Racial Preferences Have Failed on Their Own Terms
Jason Riley, my colleague at the Manhattan Institute, is one of the few journalists in the mainstream media willing to say the quiet part out loud when it comes to affirmative action: It failed (“Racial Preferences Harm Their Beneficiaries, Too,” Upward Mobility, Oct. 5).
Mr. Riley defines failure here in two ways. First, in terms of academic “mismatch,” or what happens when a student finds herself at a school for which she is academically unqualified. It’s not a pretty picture: The student may fall behind her more qualified peers, become dejected and switch to an easier major or drop out altogether. Second, in terms of the discrimination Asian-American high-schoolers have been subjected to since the 1980s on account of their race and ethnicity.
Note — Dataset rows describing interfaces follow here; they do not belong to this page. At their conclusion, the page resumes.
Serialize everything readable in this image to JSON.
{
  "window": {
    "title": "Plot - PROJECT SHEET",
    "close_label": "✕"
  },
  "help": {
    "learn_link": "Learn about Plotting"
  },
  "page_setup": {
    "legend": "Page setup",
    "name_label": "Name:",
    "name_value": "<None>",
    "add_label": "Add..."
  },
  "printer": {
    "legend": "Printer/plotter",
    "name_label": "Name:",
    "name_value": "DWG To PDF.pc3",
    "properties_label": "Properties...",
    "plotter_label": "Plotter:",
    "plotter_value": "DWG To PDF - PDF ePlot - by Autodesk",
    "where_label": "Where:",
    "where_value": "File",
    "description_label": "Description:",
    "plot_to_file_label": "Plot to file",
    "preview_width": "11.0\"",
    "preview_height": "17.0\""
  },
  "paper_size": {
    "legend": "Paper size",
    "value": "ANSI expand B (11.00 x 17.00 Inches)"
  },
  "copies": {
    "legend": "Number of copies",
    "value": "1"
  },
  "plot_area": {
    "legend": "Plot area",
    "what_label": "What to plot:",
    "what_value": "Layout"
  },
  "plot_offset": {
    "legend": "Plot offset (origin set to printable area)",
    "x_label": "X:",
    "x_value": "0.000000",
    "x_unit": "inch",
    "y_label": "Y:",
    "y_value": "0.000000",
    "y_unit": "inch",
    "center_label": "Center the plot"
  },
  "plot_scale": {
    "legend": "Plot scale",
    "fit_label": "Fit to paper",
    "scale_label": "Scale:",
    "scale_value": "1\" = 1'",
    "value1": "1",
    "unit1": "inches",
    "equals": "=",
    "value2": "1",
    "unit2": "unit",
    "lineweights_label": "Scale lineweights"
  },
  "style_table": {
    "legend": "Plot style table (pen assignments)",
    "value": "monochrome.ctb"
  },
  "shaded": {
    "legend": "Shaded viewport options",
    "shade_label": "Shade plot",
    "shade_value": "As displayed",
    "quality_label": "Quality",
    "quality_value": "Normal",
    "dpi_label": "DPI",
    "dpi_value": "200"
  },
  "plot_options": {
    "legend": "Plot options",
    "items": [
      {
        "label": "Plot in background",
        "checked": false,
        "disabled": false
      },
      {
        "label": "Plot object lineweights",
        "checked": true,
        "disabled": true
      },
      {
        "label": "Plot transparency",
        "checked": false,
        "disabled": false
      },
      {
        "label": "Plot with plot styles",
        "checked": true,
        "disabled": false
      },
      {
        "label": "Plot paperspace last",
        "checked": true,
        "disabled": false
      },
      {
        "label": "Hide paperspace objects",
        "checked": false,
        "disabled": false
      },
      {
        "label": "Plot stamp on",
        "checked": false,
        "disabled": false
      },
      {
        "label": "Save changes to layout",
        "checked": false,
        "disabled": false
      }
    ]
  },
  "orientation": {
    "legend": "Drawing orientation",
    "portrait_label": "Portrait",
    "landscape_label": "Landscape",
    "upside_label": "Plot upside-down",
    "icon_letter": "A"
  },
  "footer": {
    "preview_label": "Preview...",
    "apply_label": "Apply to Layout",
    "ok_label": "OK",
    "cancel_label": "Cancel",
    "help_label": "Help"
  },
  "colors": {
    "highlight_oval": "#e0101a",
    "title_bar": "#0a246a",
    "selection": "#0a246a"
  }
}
Not a pretty picture there, either.
Renu Mukherjee is a Paulson Policy Analyst at the Manhattan Institute.This piece originally appeared in The Wall Street Journal